When we buy American made products, we are sustaining and
creating jobs in America in all industries.

We have researched and analyzed different companies and
industries, and we have found out that  rising shipping expenses,
along with manufacturing costs, are behind Coleman Company’s
decision to move production of its 16-quart wheeled plastic coolers
from China to Wichita, Kansas.

Caterpillar Inc., for example, announced last year the expansion of
its U.S. operations with the construction of a new 600,000-square-
foot hydraulic excavator manufacturing facility in Victoria, Texas.
Once fully operational, the plant is expected to employ more than
500 people and will triple the company's U.S.-based excavator
capacity. “Victoria’s proximity to our supply base, access to ports
and other transportation, as well as the positive business climate in
Texas made this the ideal site for this project,” said Gary
Stampanato, a Caterpillar vice president.

NCR Corp. announced in late 2009 that it was bringing back
production of its ATMs to Columbus, Georgia, in order to decrease
the time to market, increase internal collaboration, and lower
operating costs. And toy manufacturer Wham-O Inc. last year
returned 50 percent of its Frisbee production and its Hula Hoop
production from China and Mexico to the U.S.

Some manufacturers, are relocating factory work from China to
nations with lower labor costs, such as Vietnam, Indonesia, and
Mexico.

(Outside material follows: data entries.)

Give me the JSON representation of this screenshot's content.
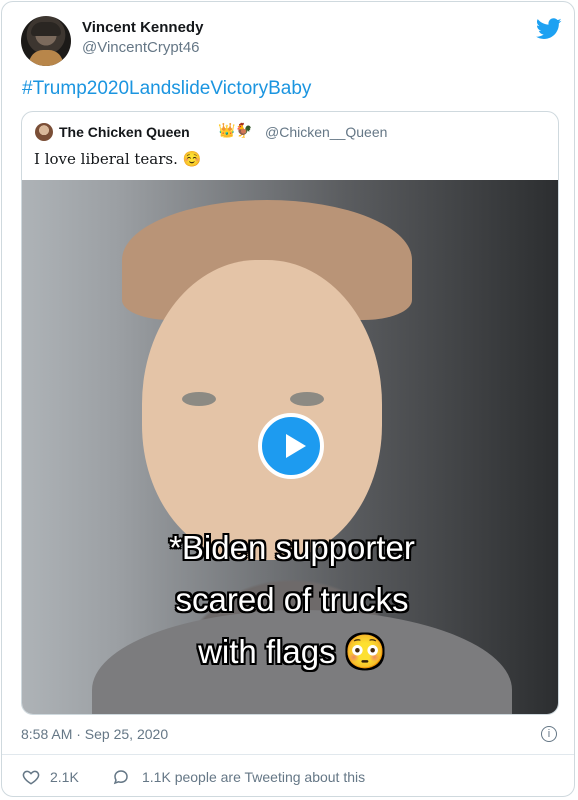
{
  "author": {
    "name": "Vincent Kennedy",
    "handle": "@VincentCrypt46"
  },
  "brand": {
    "icon": "twitter-bird-icon",
    "color": "#1da1f2"
  },
  "tweet_text": "#Trump2020LandslideVictoryBaby",
  "quoted": {
    "name": "The Chicken Queen",
    "name_emoji": "👑🐓",
    "handle": "@Chicken__Queen",
    "text": "I love liberal tears. ☺️",
    "media": {
      "type": "video",
      "play_icon": "play-icon",
      "caption_lines": [
        "*Biden supporter",
        "scared of trucks",
        "with flags 😳"
      ]
    }
  },
  "meta": {
    "timestamp": "8:58 AM · Sep 25, 2020",
    "info_icon": "info-icon"
  },
  "actions": {
    "like_count": "2.1K",
    "reply_text": "1.1K people are Tweeting about this"
  },
  "colors": {
    "link": "#1b95e0",
    "muted": "#657786",
    "play": "#1d9bf0"
  }
}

But these countries will not be able to absorb all the
higher-end manufacturing that otherwise would go to China,
because they lack adequate infrastructure, skilled workers, scale,
and domestic supply networks.